== Problem ==
Although the records contain pictures, only their text should be repeated, exactly as it stands.

(Stored entries)
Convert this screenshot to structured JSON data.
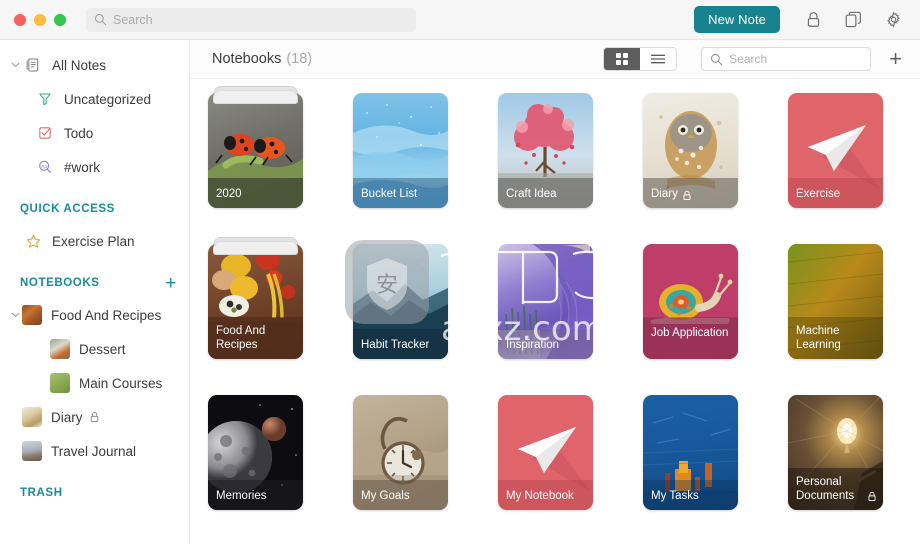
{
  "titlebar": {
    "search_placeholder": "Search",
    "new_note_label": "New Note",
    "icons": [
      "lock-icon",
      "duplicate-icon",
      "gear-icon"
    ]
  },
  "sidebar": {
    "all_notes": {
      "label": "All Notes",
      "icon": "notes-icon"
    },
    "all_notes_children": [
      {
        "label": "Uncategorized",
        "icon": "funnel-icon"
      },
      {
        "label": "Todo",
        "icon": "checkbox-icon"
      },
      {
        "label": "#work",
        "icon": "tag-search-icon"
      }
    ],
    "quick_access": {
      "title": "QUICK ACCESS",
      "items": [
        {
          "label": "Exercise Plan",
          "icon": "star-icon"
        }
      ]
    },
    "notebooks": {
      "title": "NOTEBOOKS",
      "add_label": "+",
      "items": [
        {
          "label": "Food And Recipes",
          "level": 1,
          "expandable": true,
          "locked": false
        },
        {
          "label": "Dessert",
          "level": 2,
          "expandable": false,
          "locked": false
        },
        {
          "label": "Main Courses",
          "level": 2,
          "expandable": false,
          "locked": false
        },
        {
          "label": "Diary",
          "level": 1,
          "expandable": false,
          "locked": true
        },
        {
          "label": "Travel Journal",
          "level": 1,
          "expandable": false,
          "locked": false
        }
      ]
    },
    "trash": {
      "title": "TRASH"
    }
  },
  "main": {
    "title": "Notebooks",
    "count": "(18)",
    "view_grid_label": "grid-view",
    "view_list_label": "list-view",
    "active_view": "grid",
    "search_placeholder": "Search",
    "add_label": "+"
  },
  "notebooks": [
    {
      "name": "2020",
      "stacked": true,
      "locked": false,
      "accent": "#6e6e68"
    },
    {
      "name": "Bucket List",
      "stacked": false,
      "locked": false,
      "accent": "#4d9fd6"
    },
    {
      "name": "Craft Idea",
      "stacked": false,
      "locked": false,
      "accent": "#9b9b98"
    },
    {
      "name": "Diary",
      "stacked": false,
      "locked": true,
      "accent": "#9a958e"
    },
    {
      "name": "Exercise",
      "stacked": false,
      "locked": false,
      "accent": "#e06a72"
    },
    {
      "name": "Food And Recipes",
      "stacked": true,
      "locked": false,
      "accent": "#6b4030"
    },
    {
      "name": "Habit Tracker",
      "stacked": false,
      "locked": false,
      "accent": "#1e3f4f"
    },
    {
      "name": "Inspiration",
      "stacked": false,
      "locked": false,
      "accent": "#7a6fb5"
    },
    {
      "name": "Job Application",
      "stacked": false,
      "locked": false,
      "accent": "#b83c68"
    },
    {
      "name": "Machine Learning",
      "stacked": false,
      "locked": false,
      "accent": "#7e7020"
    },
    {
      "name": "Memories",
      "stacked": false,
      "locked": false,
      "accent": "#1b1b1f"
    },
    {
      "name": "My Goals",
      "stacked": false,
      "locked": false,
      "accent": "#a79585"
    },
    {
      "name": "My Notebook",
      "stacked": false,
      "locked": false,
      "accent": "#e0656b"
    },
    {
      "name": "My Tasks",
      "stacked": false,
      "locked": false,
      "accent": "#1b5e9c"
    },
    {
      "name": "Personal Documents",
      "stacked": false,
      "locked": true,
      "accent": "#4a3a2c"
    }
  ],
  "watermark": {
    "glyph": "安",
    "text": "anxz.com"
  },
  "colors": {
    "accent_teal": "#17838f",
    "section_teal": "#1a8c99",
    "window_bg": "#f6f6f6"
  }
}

== Response area ==
Convert this screenshot to structured JSON data.
{
  "titlebar": {
    "search_placeholder": "Search",
    "new_note_label": "New Note",
    "icons": [
      "lock-icon",
      "duplicate-icon",
      "gear-icon"
    ]
  },
  "sidebar": {
    "all_notes": {
      "label": "All Notes",
      "icon": "notes-icon"
    },
    "all_notes_children": [
      {
        "label": "Uncategorized",
        "icon": "funnel-icon"
      },
      {
        "label": "Todo",
        "icon": "checkbox-icon"
      },
      {
        "label": "#work",
        "icon": "tag-search-icon"
      }
    ],
    "quick_access": {
      "title": "QUICK ACCESS",
      "items": [
        {
          "label": "Exercise Plan",
          "icon": "star-icon"
        }
      ]
    },
    "notebooks": {
      "title": "NOTEBOOKS",
      "add_label": "+",
      "items": [
        {
          "label": "Food And Recipes",
          "level": 1,
          "expandable": true,
          "locked": false
        },
        {
          "label": "Dessert",
          "level": 2,
          "expandable": false,
          "locked": false
        },
        {
          "label": "Main Courses",
          "level": 2,
          "expandable": false,
          "locked": false
        },
        {
          "label": "Diary",
          "level": 1,
          "expandable": false,
          "locked": true
        },
        {
          "label": "Travel Journal",
          "level": 1,
          "expandable": false,
          "locked": false
        }
      ]
    },
    "trash": {
      "title": "TRASH"
    }
  },
  "main": {
    "title": "Notebooks",
    "count": "(18)",
    "view_grid_label": "grid-view",
    "view_list_label": "list-view",
    "active_view": "grid",
    "search_placeholder": "Search",
    "add_label": "+"
  },
  "notebooks": [
    {
      "name": "2020",
      "stacked": true,
      "locked": false,
      "accent": "#6e6e68"
    },
    {
      "name": "Bucket List",
      "stacked": false,
      "locked": false,
      "accent": "#4d9fd6"
    },
    {
      "name": "Craft Idea",
      "stacked": false,
      "locked": false,
      "accent": "#9b9b98"
    },
    {
      "name": "Diary",
      "stacked": false,
      "locked": true,
      "accent": "#9a958e"
    },
    {
      "name": "Exercise",
      "stacked": false,
      "locked": false,
      "accent": "#e06a72"
    },
    {
      "name": "Food And Recipes",
      "stacked": true,
      "locked": false,
      "accent": "#6b4030"
    },
    {
      "name": "Habit Tracker",
      "stacked": false,
      "locked": false,
      "accent": "#1e3f4f"
    },
    {
      "name": "Inspiration",
      "stacked": false,
      "locked": false,
      "accent": "#7a6fb5"
    },
    {
      "name": "Job Application",
      "stacked": false,
      "locked": false,
      "accent": "#b83c68"
    },
    {
      "name": "Machine Learning",
      "stacked": false,
      "locked": false,
      "accent": "#7e7020"
    },
    {
      "name": "Memories",
      "stacked": false,
      "locked": false,
      "accent": "#1b1b1f"
    },
    {
      "name": "My Goals",
      "stacked": false,
      "locked": false,
      "accent": "#a79585"
    },
    {
      "name": "My Notebook",
      "stacked": false,
      "locked": false,
      "accent": "#e0656b"
    },
    {
      "name": "My Tasks",
      "stacked": false,
      "locked": false,
      "accent": "#1b5e9c"
    },
    {
      "name": "Personal Documents",
      "stacked": false,
      "locked": true,
      "accent": "#4a3a2c"
    }
  ],
  "watermark": {
    "glyph": "安",
    "text": "anxz.com"
  },
  "colors": {
    "accent_teal": "#17838f",
    "section_teal": "#1a8c99",
    "window_bg": "#f6f6f6"
  }
}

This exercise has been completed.